Neal Whitman, a linguist who blogs at LiteralMinded, said that for centuries, old words have taken on new meanings — the way “like” and “fan” have been altered on Facebook to become expressions of routine interest in a person, an artist or a restaurant. “The Internet and the new behaviors emerging around it are pushing the adoption of these new meanings faster,” he said.
David Lee, a partner at SV Angel, an investment firm in Silicon Valley that has helped finance Wander, said that he was seeing an influx of companies focused on one specific function — like photo-sharing or friend-finding. “We’re seeing more companies start with that small gesture,” he said. “It’s almost easier to associate that gesture with the company.” That single-minded focus could be accelerating the rate at which our vocabulary is changing, he said, but he cautioned that forcing the adoption of new words doesn’t work.
“It needs to feel more organic than strategic and tap into a human impulse,” he said. “If something catches on, it can translate to a human behavior that becomes part of the language of the Web.”
Similarly, Mr. Cooper said, “I see a lot more people fail at this than succeed. It’s not something a company can force. It happens on its own because a company has created a new behavior that has penetrated the industry.”
Take, for example, Microsoft’s efforts to supplant the verb “Google” with “Bing,” the name of its search engine. The company paid for placement on a popular show, “Gossip Girl,” having characters say the phrase “Bing it!” That effort met with ridicule around the Web.
Susan Etlinger, an analyst for the Altimeter Group who studies how people use technology, compared it to a running gag in the movie “Mean Girls,” when a bubbly character by the name of Gretchen Wieners repeatedly tries — and fails — to get her friends to say “fetch” to mean something that is in vogue.
Still, when a start-up’s core word catches on, it’s akin to finding the holy grail.
She gave the example of Pinterest, a start-up that lets people create virtual pinboards, or bulletin boards, and “pin” their favorite images. It set off a ripple around the Web of fashion-minded sites scrambling to incorporate the pin into their designs and sites.

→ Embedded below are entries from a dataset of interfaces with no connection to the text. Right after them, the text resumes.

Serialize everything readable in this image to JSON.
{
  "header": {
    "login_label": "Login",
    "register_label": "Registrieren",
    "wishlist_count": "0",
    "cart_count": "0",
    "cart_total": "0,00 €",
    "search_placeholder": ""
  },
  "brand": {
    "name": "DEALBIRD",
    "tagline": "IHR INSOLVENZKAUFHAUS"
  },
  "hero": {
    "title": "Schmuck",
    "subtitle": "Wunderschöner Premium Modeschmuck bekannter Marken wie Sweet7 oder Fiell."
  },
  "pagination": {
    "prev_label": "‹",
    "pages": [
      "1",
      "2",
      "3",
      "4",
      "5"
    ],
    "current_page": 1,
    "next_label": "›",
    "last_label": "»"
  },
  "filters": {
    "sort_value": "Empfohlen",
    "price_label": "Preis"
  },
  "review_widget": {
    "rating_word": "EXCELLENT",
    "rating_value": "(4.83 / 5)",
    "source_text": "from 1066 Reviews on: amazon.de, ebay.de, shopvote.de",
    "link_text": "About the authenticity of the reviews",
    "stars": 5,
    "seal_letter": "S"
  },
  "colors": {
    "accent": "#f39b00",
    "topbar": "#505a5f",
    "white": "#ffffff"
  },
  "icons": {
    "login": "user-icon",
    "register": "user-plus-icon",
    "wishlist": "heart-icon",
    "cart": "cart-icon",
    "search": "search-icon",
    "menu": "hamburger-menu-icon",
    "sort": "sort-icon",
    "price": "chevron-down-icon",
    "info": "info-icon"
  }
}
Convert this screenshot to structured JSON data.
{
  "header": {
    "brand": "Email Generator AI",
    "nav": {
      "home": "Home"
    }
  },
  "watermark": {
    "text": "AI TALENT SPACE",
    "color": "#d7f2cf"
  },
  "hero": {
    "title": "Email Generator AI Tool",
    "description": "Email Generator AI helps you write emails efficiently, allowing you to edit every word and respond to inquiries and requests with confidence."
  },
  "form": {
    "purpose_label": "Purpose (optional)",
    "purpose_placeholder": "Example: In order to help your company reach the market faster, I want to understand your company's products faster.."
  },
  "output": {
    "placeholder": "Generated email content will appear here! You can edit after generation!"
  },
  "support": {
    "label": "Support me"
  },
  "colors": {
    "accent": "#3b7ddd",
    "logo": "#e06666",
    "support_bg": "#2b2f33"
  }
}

“I’m not sure they thought about it that much,” she said. “It may have just been an organic extension of what they were trying to do instead of thinking about, ‘How can we fill a market void?’ ”
These creations may be entirely artificial, but the successful ones seem quite natural.
“When they go viral,” she said, “they’re naturally lightweight and unpretentious.” Ω
[Jenna Wortham, technology reporter for The New York Times, covers Web start-ups, digital culture, mobile communications, digital convergence and the local tech scene for the Bits blog, as well as writing feature-length pieces for print. Before joining The New York Times in 2008, Wortham was a technology and culture reporter for Wired (both print and online). She received a B.A, in Anthropology, Biology from the University of Virginia.]
Copyright © 2012 The New York Times Company
Get the Google Reader at no cost from Google. Click on this link to go on a tour of the Google Reader. If you read a lot of blogs, load Reader with your regular sites, then check them all on one page. The Reader's share function lets you publicize your favorite posts.
Sapper's (Fair & Balanced) Rants & Raves by Neil Sapper is licensed under a Creative Commons Attribution-Noncommercial-No Derivative Works 3.0 United States License. Based on a work at sapper.blogspot.com. Permissions beyond the scope of this license may be available here.
Copyright © 2012 Sapper's (Fair & Balanced) Rants & Raves